Animals taught me first about compassion, to be gentle, to be kind. They don’t always behave the way you want them to. Sometimes they jump on the stove, poop or pee where they shouldn’t (according to you), bite or scratch, or even fight amongst themselves. And you can either punish them blindly for it or try to understand a problem as they might see it to find a more loving solution.

Doing that helped me deal with my own anger. When I would get upset at one of my pets for something, like with Clark, I had to dial it down. I had to learn about choosing not to act out of an angry impulse. I learned about managing my emotions.

Though a gentle approach didn’t work to teach Clark about the stove, it’s needed just as much to help him recover. I can’t just be angry at him or myself that he got hurt. I have to move past that. The nurse in me gets it. She understands that gentleness is required especially at the worst times, whether it’s helping people or animals. Even if it’s just the energy, the spirit of it, we carry inside.

I imagine some people see gentleness as weakness, a negative thing. But I believe it’s a strength, of character, of mind, allowing me to move through the world with a more open heart. Softened, gentled, I bend now where I might once have broken. That’s kept me alive, still here, still going. It’s animals that first taught me how to do it, and apparently they still are.

About Jacqlyn Thorne

I've never really liked labels: I am this, I am that... But in the interest of introducing myself to the world, I can say that I am many things: nurse, writer, photographer, poet, painter, gardener, friend, armchair philosopher, counselor, nature lover, real-estate aficionado, movie buff, sometime yogi, and aspiring world-traveler. I think that's a pretty good list... for now.
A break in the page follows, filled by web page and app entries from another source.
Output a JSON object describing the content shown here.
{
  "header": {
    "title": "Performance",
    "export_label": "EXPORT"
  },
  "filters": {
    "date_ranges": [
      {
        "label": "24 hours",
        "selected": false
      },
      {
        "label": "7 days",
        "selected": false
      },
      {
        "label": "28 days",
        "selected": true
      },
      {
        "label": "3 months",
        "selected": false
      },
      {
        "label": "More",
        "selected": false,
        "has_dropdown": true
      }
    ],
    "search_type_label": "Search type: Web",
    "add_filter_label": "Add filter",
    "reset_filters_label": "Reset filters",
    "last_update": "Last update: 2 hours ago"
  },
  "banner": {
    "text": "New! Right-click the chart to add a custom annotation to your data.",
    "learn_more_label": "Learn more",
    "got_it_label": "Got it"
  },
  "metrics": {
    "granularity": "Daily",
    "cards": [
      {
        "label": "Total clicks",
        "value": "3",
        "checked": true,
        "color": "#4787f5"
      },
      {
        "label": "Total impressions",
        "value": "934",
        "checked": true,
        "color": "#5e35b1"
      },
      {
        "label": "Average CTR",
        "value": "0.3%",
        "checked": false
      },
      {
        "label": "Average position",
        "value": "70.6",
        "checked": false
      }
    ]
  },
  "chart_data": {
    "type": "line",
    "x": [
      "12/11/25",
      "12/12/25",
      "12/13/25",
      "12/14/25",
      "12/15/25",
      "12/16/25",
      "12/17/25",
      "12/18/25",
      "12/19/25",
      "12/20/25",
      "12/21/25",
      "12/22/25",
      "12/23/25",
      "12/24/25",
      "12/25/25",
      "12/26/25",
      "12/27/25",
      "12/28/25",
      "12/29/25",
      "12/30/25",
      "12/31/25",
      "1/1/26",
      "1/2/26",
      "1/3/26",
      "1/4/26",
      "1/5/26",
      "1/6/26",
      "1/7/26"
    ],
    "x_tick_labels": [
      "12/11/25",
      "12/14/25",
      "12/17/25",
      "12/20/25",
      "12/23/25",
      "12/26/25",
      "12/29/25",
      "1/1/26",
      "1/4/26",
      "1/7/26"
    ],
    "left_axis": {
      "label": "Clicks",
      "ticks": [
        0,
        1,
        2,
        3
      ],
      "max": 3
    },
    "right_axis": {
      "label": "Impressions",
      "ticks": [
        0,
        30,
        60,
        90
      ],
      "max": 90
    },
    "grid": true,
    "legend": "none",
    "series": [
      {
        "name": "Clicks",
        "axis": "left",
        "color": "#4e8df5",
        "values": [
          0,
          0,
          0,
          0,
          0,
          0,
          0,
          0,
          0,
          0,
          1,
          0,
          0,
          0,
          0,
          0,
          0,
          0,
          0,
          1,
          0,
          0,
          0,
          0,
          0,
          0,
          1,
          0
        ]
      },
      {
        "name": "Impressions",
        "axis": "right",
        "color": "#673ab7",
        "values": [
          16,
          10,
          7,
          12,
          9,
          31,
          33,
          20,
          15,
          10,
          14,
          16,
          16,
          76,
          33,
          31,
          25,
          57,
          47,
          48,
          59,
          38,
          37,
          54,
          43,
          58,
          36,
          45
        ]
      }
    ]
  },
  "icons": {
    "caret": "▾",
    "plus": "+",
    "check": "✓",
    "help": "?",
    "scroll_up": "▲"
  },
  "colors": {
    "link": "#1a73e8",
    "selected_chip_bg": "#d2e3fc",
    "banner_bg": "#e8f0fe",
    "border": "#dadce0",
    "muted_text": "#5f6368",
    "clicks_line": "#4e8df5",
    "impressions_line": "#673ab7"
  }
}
I want to become a bigger part of the vital, creative force I feel deeply at work in the world and connect with other people who want to do the same.